Tools for the outdoor grill
- Plenty of propane for the gas grill.
- Plenty of dry, good quality, non-petroleum based charcoal for the charcoal grill.
- A large chimney for starting charcoal, along with some paraffin-infused starter sticks, and some dry newspaper. A little vegetable oil in a spritz bottle is also helpful (you spritz it on the paper to get a longer lasting burn). Even rancid oil will burn nicely, so don’t be too concerned (but change it out every so often).
- Good quality grill spatula, tongs, and fork. These should be quite long and with a wood and rubber handle.

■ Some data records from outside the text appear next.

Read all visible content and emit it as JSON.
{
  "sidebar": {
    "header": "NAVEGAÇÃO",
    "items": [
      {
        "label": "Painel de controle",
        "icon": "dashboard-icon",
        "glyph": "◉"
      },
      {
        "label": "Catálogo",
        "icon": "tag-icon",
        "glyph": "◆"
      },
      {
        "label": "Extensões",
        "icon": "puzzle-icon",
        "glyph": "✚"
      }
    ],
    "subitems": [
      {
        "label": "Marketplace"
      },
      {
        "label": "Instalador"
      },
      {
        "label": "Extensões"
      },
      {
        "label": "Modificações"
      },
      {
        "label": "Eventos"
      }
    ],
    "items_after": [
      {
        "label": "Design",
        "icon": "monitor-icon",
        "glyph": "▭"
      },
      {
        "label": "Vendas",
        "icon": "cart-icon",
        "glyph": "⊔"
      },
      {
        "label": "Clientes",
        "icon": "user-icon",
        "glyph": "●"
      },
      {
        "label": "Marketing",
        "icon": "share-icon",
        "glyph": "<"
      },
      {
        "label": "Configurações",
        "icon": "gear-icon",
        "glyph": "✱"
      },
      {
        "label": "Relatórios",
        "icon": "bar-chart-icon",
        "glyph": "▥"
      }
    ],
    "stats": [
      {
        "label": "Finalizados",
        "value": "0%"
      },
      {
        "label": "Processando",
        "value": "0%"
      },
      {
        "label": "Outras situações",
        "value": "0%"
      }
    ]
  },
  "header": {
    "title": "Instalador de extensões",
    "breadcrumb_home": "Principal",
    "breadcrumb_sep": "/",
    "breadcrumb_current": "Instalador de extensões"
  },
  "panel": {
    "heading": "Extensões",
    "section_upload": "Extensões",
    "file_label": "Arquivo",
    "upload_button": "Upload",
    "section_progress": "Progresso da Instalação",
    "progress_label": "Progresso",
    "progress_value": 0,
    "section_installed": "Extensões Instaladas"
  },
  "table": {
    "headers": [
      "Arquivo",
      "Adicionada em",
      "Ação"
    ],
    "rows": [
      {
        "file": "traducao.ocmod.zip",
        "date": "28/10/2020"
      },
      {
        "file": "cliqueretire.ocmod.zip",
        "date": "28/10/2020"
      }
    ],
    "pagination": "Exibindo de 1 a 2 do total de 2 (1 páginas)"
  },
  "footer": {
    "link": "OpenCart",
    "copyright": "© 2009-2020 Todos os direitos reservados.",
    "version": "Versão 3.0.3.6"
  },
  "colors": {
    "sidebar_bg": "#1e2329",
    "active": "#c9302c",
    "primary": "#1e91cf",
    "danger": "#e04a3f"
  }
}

- Spray bottle to be filled with water, to fight the occasional flare-up that can put an unwelcome char on meat. This is even more important for charcoal grills, but can come in handy even on gas.
- A top-quality grill cleaning tool. This should consist of a metal brush on one side and a blade with indents to facilitate removing large chunks of food.
- Two grilling plates, one with 1/2" mesh, and the other with just small holes. These will allow grilling of small vegetables or loose patties (such as crab or salmon).
- A large (16“) cast-iron skillet, for cooking onions, peppers, and other fajita-themed food.
- Pam for the grill. It is advisable to tape a note to the can letting the user know that it should be sprayed on while the grill is still cold, and that the spraying should be done away from the grill unit itself. Never count too much on peoples’ common sense.
- Large, good quality grill gloves. Normally I would advise just one glove, but there are left-handed people in the world, so two are necessary.
- Last, but absolutely not least: a fire extinguisher. Do not attach this or place it on or under the grill. Instead, attach it to a post nearby where it is obvious and easily accessible in the event of an incident. Check it periodically - most small fire control canisters have a band on the trigger that will make it obvious if it has been used.
Update July 17, 2013
We recently stayed at a rental house in eastern Oregon that hit most of the items on this list, and didn’t get far wrong on the rest. Having used the Keurig coffee maker there I am now willing to concede that a small amount of initial complexity is worth while for a truly superior product.